Convinced that the method developed by Bose for light also had application to atoms as well, Einstein proceeded to develop the quantum theory of the monoatomic ideal gas:
If Bose’s derivation of Planck’s radiation formula is taken seriously, then one will not be allowed to ignore [my] theory of the ideal gas; since if it is justified to regard the radiation [light] as a quantum gas, then the analogy between the quantum gas [light] and the molecule gas has to be a complete one.
Einstein wrote three papers detailing his method. In the first paper (presented to the Prussian Academy only eight days after Bose’s paper was received for publication and published later in 1924), Einstein successfully applied Bose’s new method to the monoatomic ideal gas and, among other things, establishes an equivalence between light and atoms.

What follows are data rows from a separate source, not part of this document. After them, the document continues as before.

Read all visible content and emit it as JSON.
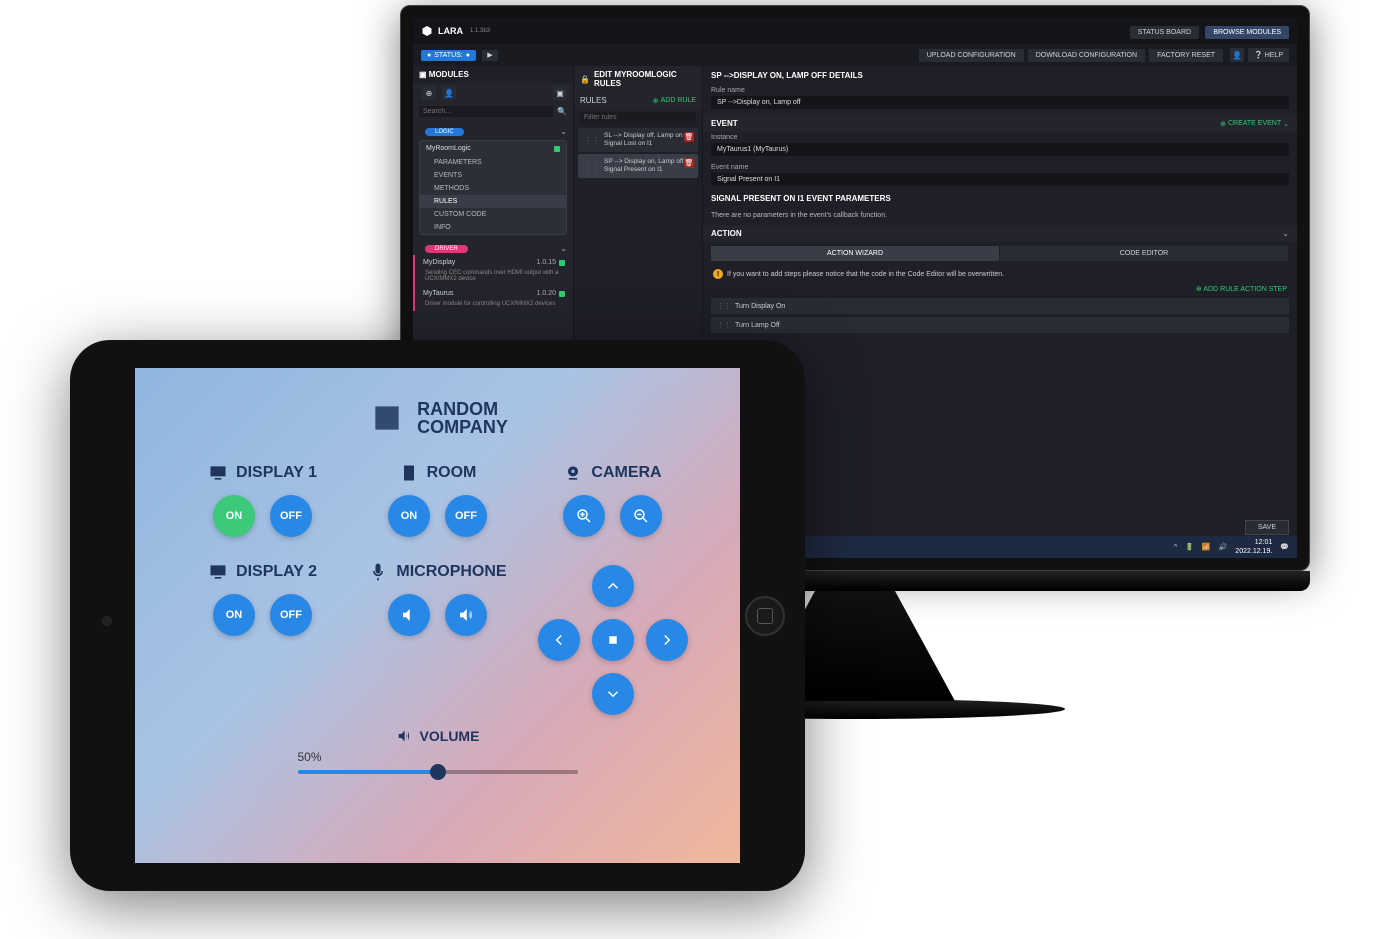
{
  "desktop": {
    "app_name": "LARA",
    "app_version": "1.1.3b3",
    "status_btn": "STATUS:",
    "header_buttons": {
      "status_board": "STATUS BOARD",
      "browse": "BROWSE MODULES"
    },
    "config_bar": {
      "upload": "UPLOAD CONFIGURATION",
      "download": "DOWNLOAD CONFIGURATION",
      "factory": "FACTORY RESET",
      "help": "HELP"
    },
    "modules": {
      "title": "MODULES",
      "search_ph": "Search...",
      "cat_logic": "LOGIC",
      "logic_module": "MyRoomLogic",
      "logic_items": [
        "PARAMETERS",
        "EVENTS",
        "METHODS",
        "RULES",
        "CUSTOM CODE",
        "INFO"
      ],
      "cat_driver": "DRIVER",
      "drivers": [
        {
          "name": "MyDisplay",
          "ver": "1.0.15",
          "desc": "Sending CEC commands over HDMI output with a UCX/MMX2 device"
        },
        {
          "name": "MyTaurus",
          "ver": "1.0.20",
          "desc": "Driver module for controlling UCX/MMX2 devices"
        }
      ]
    },
    "rules": {
      "head": "EDIT MYROOMLOGIC RULES",
      "section": "RULES",
      "add": "ADD RULE",
      "filter_ph": "Filter rules",
      "items": [
        "SL --> Display off, Lamp on Signal Lost on I1",
        "SP --> Display on, Lamp off Signal Present on I1"
      ]
    },
    "detail": {
      "title": "SP -->DISPLAY ON, LAMP OFF DETAILS",
      "rule_name_lbl": "Rule name",
      "rule_name_val": "SP -->Display on, Lamp off",
      "event_head": "EVENT",
      "create_event": "CREATE EVENT",
      "instance_lbl": "Instance",
      "instance_val": "MyTaurus1 (MyTaurus)",
      "eventname_lbl": "Event name",
      "eventname_val": "Signal Present on I1",
      "params_head": "SIGNAL PRESENT ON I1 EVENT PARAMETERS",
      "params_note": "There are no parameters in the event's callback function.",
      "action_head": "ACTION",
      "tab_wizard": "ACTION WIZARD",
      "tab_code": "CODE EDITOR",
      "warn": "If you want to add steps please notice that the code in the Code Editor will be overwritten.",
      "add_step": "ADD RULE ACTION STEP",
      "actions": [
        "Turn Display On",
        "Turn Lamp Off"
      ],
      "save": "SAVE"
    },
    "taskbar": {
      "time": "12:01",
      "date": "2022.12.19."
    }
  },
  "tablet": {
    "company1": "RANDOM",
    "company2": "COMPANY",
    "display1": "DISPLAY 1",
    "display2": "DISPLAY 2",
    "room": "ROOM",
    "microphone": "MICROPHONE",
    "camera": "CAMERA",
    "volume": "VOLUME",
    "on": "ON",
    "off": "OFF",
    "vol_pct": "50%"
  }
}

The second paper, which was published in 1925, is the most significant of the three. Here, Einstein predicts the occurrence of a very unusual phase transition, which we now call Bose-Einstein condensation (BEC). In BEC, the atoms in the gas begin to “pile up” or condense into the lowest (single-particle) energy state, as the temperature is lowered. This effect becomes most pronounced as the temperature is lowered to absolute zero, at which point all the gas atoms condense into this lowest-energy state.
The amazing part about BEC is that the condensation of the atoms has nothing to do with attractive interactions pulling them (condensing) them together, which is normally how condensation occurs. It has to do with the quantum nature of the atoms themselves. Although BEC wasn’t taken too seriously at the time, it was finally shown to be true in 1995, when experimentalists were able to cool a system of rubidium-87 to near absolute zero using a combination of novel cooling techniques.
In a 12-month period of sustained creativity throughout 1926, Erwin Schrödinger (1887–1961) would produce six major papers on a new theory of quantum known as wave mechanics, and which would give us his famous wave equation. Einstein would initially welcome Schrödinger’s success with open arms, saying, “the idea of your work springs from true genius!” Ten days later Einstein added, “I am convinced that you have made a decisive advance with your formulation of the quantum condition….” However, his feelings would soon change.
The physical implications of Schrödinger’s wave equation were still a big mystery to everyone, including Schrödinger himself. It would finally be Max Born who got it right: “The motion of particles follows probability laws….” In other words, unlike a classical particle, a quantum particle (electron, photon, etc.) doesn’t move along a well-defined physical path with well-defined values for its key properties, such as position, momentum, energy and the like, at every instant in time. Such physical quantities (and many others) are determined entirely by an inherent quantum probability.
The notion of an underlying quantum probability proved to be too much for Einstein (and Schrödinger as well), who would now turn his back on the new quantum mechanics forever to pursue his dream of a causal unified field theory. In the end, Einstein would never realize this final dream, and the “strangeness” of quantum mechanics continues with us today.